As part of the NSF-funded project NEESR: Reserve Capacity in New and Existing Low-Ductility Braced Frames (CMMI 1207976), full-scale testing of two concentrically-braced frames was recently conducted by Prof. Larry Fahnestock (PI), Prof. Eric Hines (Co-PI, Tufts), Prof. Robert Tremblay (Co-PI, Polytechnique), Josh Sizemore (PhD student, Illinois), Cam Bradley (MS student Tufts) and Thierry Beland (PhD student, Polytechnique) in the NEES@Lehigh facility. The research program is also supported by AISC, and steel for the test specimens was donated by AISC. These tests provide valuable new data on braced frame inelastic behavior, particularly mechanisms that develop after a primary limit state such as brace buckling or weld fracture.
In July, a one-bay two-story chevron configuration R=3 CBF was tested. It initially developed brace buckling in the second story, and subsequently a weld fracture at the brace-to-gusset plate interface was induced in the first story. Brace re-engagement, with strength similar to the pre-fracture condition, and a ductile long-link EBF mechanism, with beam flexural hinging, characterized the remainder of the test.
In September, a one-bay two-story split-X configuration OCBF was tested. It exhibited stable cyclic response, with brace buckling and yielding, up to 1.5% roof drift when a second story brace-to-gusset plate weld fractured at nearly three times the design base shear. Subsequently, the brace re-engaged in compression and the prior peak base shear in the opposite direction was nearly reached at -1.5% roof drift.

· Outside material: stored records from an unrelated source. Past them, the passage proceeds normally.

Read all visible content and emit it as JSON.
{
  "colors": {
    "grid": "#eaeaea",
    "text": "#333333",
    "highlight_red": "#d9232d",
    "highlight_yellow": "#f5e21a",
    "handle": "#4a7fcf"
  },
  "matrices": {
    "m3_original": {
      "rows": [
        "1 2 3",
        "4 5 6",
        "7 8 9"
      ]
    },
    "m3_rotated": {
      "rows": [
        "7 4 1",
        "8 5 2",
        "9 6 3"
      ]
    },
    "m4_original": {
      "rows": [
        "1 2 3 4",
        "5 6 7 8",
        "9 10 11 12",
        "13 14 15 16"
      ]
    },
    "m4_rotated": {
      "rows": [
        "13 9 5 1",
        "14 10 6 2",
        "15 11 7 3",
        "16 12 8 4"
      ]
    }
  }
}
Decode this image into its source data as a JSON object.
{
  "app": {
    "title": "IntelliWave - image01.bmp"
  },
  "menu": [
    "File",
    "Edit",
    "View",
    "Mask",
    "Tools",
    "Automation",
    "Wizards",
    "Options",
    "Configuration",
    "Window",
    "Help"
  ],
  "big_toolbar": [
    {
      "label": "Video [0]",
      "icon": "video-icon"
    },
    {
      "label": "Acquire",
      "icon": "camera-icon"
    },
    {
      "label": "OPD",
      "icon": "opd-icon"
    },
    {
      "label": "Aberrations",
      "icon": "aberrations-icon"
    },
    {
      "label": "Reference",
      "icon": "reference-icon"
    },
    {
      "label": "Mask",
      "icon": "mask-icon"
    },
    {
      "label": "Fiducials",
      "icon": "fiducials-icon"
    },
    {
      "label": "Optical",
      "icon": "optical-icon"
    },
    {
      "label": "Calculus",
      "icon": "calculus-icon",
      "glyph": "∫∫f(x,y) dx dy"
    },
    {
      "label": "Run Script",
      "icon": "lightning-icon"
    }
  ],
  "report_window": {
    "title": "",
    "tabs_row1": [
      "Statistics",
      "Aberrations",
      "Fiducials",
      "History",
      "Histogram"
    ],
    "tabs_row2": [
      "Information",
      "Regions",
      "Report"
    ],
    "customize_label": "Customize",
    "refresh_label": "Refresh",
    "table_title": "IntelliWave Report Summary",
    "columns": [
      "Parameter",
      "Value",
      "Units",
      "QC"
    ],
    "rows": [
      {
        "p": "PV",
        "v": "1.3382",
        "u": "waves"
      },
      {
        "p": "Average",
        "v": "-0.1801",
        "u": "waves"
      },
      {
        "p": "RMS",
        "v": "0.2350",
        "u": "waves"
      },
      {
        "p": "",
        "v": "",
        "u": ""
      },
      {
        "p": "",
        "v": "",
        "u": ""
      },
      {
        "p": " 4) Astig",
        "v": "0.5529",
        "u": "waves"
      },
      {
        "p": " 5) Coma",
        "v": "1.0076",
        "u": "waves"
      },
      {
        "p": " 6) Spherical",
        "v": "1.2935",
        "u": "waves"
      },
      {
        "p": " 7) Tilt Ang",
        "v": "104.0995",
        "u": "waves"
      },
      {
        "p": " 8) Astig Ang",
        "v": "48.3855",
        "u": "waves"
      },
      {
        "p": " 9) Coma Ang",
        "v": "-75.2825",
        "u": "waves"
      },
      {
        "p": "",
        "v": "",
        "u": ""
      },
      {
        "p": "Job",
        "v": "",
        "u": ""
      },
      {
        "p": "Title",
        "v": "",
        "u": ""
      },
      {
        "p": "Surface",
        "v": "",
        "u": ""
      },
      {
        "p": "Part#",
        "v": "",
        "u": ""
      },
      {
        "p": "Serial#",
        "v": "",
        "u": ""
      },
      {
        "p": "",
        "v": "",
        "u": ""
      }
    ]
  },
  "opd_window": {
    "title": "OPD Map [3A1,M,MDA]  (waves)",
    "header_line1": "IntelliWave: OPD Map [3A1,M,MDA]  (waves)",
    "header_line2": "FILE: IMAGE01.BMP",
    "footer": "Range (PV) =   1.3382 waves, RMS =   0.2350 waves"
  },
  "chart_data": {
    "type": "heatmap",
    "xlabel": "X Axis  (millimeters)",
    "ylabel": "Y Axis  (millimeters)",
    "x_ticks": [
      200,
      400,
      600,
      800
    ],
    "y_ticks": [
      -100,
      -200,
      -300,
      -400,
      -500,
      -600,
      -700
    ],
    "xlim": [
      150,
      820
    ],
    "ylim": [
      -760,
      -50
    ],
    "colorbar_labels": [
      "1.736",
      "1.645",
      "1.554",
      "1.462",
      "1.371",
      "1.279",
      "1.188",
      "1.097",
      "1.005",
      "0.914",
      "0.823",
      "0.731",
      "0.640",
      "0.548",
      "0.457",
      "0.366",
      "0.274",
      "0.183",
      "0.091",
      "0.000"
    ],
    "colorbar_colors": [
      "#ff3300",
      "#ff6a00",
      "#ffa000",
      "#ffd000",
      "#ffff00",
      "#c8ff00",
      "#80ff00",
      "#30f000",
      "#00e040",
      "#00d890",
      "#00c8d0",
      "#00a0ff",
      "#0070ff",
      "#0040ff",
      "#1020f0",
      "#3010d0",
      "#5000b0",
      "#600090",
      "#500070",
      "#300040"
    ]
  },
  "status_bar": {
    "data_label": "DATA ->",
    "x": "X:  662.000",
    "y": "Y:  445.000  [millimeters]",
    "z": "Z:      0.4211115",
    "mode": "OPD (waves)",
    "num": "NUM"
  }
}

In the next cycle, heading towards -2.0% roof drift, the first story beam-to-gusset plate weld fractured and concluded the primary portion of testing.